## [TASK REQUIREMENTS]
Because the listing below is to be kept intact, restate all of it word for word.

=== Begin Enclosure ===

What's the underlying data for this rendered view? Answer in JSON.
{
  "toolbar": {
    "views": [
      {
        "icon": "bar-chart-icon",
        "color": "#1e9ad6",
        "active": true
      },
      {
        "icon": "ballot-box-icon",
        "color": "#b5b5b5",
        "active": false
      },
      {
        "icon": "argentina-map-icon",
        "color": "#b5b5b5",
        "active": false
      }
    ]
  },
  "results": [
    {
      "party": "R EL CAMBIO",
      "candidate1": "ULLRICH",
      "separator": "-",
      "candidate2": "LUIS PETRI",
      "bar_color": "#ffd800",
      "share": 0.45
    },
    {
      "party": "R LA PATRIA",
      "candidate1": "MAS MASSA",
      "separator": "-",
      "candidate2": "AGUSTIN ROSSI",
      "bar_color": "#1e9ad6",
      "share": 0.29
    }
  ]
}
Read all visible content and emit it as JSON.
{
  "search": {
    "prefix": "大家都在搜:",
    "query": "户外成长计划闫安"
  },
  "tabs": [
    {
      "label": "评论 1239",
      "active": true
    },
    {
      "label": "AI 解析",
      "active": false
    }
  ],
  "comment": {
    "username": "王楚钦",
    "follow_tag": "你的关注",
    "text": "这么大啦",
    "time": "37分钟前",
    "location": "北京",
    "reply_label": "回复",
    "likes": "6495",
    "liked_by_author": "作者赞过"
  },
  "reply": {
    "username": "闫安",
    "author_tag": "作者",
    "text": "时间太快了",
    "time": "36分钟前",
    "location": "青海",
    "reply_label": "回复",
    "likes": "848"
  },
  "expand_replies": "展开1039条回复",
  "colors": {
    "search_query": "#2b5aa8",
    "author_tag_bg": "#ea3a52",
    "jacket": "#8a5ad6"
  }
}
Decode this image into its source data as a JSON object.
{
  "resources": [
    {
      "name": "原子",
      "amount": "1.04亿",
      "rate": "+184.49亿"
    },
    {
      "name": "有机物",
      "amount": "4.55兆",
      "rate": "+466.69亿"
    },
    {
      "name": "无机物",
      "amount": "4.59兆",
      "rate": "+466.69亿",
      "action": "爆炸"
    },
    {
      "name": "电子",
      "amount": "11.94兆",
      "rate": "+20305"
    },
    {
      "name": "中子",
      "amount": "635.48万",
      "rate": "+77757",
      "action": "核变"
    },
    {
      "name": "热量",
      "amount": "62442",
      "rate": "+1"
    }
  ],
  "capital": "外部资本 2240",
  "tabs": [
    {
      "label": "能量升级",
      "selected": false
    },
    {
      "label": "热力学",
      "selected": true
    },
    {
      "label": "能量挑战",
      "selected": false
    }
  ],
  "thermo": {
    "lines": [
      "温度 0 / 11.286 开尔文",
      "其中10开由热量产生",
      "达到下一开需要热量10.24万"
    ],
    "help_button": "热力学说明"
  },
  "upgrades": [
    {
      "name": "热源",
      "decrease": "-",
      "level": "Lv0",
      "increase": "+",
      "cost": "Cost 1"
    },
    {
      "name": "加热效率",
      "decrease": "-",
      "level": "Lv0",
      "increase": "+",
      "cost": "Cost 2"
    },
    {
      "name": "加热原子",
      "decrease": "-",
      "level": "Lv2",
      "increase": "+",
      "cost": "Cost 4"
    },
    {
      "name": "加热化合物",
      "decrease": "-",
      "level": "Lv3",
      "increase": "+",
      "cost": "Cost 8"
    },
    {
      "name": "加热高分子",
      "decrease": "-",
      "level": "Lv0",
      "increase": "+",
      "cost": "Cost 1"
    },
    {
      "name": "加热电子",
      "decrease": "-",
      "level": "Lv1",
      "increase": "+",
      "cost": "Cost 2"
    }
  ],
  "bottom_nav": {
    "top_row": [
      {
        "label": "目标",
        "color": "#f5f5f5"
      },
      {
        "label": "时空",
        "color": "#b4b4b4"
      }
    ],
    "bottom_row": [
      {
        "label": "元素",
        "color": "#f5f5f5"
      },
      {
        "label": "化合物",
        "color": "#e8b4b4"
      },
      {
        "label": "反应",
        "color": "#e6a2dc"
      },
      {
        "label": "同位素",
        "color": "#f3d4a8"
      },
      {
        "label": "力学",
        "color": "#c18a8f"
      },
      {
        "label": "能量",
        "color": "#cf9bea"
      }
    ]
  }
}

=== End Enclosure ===

## [ANSWER]
What's the underlying data for this rendered view? Answer in JSON.
{
  "toolbar": {
    "views": [
      {
        "icon": "bar-chart-icon",
        "color": "#1e9ad6",
        "active": true
      },
      {
        "icon": "ballot-box-icon",
        "color": "#b5b5b5",
        "active": false
      },
      {
        "icon": "argentina-map-icon",
        "color": "#b5b5b5",
        "active": false
      }
    ]
  },
  "results": [
    {
      "party": "R EL CAMBIO",
      "candidate1": "ULLRICH",
      "separator": "-",
      "candidate2": "LUIS PETRI",
      "bar_color": "#ffd800",
      "share": 0.45
    },
    {
      "party": "R LA PATRIA",
      "candidate1": "MAS MASSA",
      "separator": "-",
      "candidate2": "AGUSTIN ROSSI",
      "bar_color": "#1e9ad6",
      "share": 0.29
    }
  ]
}
Read all visible content and emit it as JSON.
{
  "search": {
    "prefix": "大家都在搜:",
    "query": "户外成长计划闫安"
  },
  "tabs": [
    {
      "label": "评论 1239",
      "active": true
    },
    {
      "label": "AI 解析",
      "active": false
    }
  ],
  "comment": {
    "username": "王楚钦",
    "follow_tag": "你的关注",
    "text": "这么大啦",
    "time": "37分钟前",
    "location": "北京",
    "reply_label": "回复",
    "likes": "6495",
    "liked_by_author": "作者赞过"
  },
  "reply": {
    "username": "闫安",
    "author_tag": "作者",
    "text": "时间太快了",
    "time": "36分钟前",
    "location": "青海",
    "reply_label": "回复",
    "likes": "848"
  },
  "expand_replies": "展开1039条回复",
  "colors": {
    "search_query": "#2b5aa8",
    "author_tag_bg": "#ea3a52",
    "jacket": "#8a5ad6"
  }
}
Decode this image into its source data as a JSON object.
{
  "resources": [
    {
      "name": "原子",
      "amount": "1.04亿",
      "rate": "+184.49亿"
    },
    {
      "name": "有机物",
      "amount": "4.55兆",
      "rate": "+466.69亿"
    },
    {
      "name": "无机物",
      "amount": "4.59兆",
      "rate": "+466.69亿",
      "action": "爆炸"
    },
    {
      "name": "电子",
      "amount": "11.94兆",
      "rate": "+20305"
    },
    {
      "name": "中子",
      "amount": "635.48万",
      "rate": "+77757",
      "action": "核变"
    },
    {
      "name": "热量",
      "amount": "62442",
      "rate": "+1"
    }
  ],
  "capital": "外部资本 2240",
  "tabs": [
    {
      "label": "能量升级",
      "selected": false
    },
    {
      "label": "热力学",
      "selected": true
    },
    {
      "label": "能量挑战",
      "selected": false
    }
  ],
  "thermo": {
    "lines": [
      "温度 0 / 11.286 开尔文",
      "其中10开由热量产生",
      "达到下一开需要热量10.24万"
    ],
    "help_button": "热力学说明"
  },
  "upgrades": [
    {
      "name": "热源",
      "decrease": "-",
      "level": "Lv0",
      "increase": "+",
      "cost": "Cost 1"
    },
    {
      "name": "加热效率",
      "decrease": "-",
      "level": "Lv0",
      "increase": "+",
      "cost": "Cost 2"
    },
    {
      "name": "加热原子",
      "decrease": "-",
      "level": "Lv2",
      "increase": "+",
      "cost": "Cost 4"
    },
    {
      "name": "加热化合物",
      "decrease": "-",
      "level": "Lv3",
      "increase": "+",
      "cost": "Cost 8"
    },
    {
      "name": "加热高分子",
      "decrease": "-",
      "level": "Lv0",
      "increase": "+",
      "cost": "Cost 1"
    },
    {
      "name": "加热电子",
      "decrease": "-",
      "level": "Lv1",
      "increase": "+",
      "cost": "Cost 2"
    }
  ],
  "bottom_nav": {
    "top_row": [
      {
        "label": "目标",
        "color": "#f5f5f5"
      },
      {
        "label": "时空",
        "color": "#b4b4b4"
      }
    ],
    "bottom_row": [
      {
        "label": "元素",
        "color": "#f5f5f5"
      },
      {
        "label": "化合物",
        "color": "#e8b4b4"
      },
      {
        "label": "反应",
        "color": "#e6a2dc"
      },
      {
        "label": "同位素",
        "color": "#f3d4a8"
      },
      {
        "label": "力学",
        "color": "#c18a8f"
      },
      {
        "label": "能量",
        "color": "#cf9bea"
      }
    ]
  }
}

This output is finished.